When Angela and I worked in France and our 3 daughters were born in Provence, we were intrigued by a French tradition. As well as sending birthday cards, they also often sent greetings on the feast day of the “saint” you might be named after. It was rather like having two birthdays a year.
In my own life too, I really do feel like I have had two birthdays. My birth certificate and passport say I was born in October 1950. However, I did also have a second “birthday”, when on 9thJune 1971, I became a committed Christian. At that time I was a humanist and an atheist, having rejected on intellectual grounds the Christian faith in which I had been nurtured.
Studying geology and literature led to serious questions about the reliability of the Bible. In the swinging 60s many had abandoned traditional ethics. However, rock musicals like Jesus Christ Superstar intrigued me by their energy, vitality and their winsome Jesus. Christian students on my course and with whom I ran cross country befriended me and invited me to thoughtful lectures by Christian academics in many subjects. I read several books that addressed the questions I had about the Bible, science and faith and more. We also went to discussions, debates and concerts. Gospel singer Mahalia Jackson’s Royal Albert Hall concert was unforgettable. Wow!

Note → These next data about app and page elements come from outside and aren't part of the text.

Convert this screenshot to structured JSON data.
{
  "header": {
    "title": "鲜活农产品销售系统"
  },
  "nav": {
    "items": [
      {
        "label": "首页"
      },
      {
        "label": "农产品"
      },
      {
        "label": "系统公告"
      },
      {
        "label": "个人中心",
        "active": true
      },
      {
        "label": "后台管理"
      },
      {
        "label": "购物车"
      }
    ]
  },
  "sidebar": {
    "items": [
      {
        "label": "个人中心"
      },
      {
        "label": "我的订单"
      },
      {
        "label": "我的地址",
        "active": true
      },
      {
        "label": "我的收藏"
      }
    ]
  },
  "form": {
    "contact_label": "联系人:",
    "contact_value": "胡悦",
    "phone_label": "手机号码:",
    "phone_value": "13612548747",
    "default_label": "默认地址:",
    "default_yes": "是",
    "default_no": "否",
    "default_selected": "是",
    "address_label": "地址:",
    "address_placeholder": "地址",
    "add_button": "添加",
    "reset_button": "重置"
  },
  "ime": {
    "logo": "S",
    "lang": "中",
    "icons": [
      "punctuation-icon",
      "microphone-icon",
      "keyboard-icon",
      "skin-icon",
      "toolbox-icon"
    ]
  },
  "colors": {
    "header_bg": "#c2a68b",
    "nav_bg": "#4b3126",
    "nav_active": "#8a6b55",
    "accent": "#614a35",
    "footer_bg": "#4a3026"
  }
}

Now spiritually “thirsty” I read the New Testament eagerly with fresh eyes. After a few weeks I knew I had to do something, although it was near our final exams. I invited a Christian friend round. We talked and we prayed. I invited Jesus Christ to be my Saviour and my Friend. In St John’s Gospel chapter 3, Jesus explains to Nicodemus, a Jewish religious leader, that nobody can see the Kingdom of God unless he is born again.
It has changed my life. And it sounds to me like a second birthday too! Why not take another look? It’s about a relationship not a religion…
Rev Fred Olney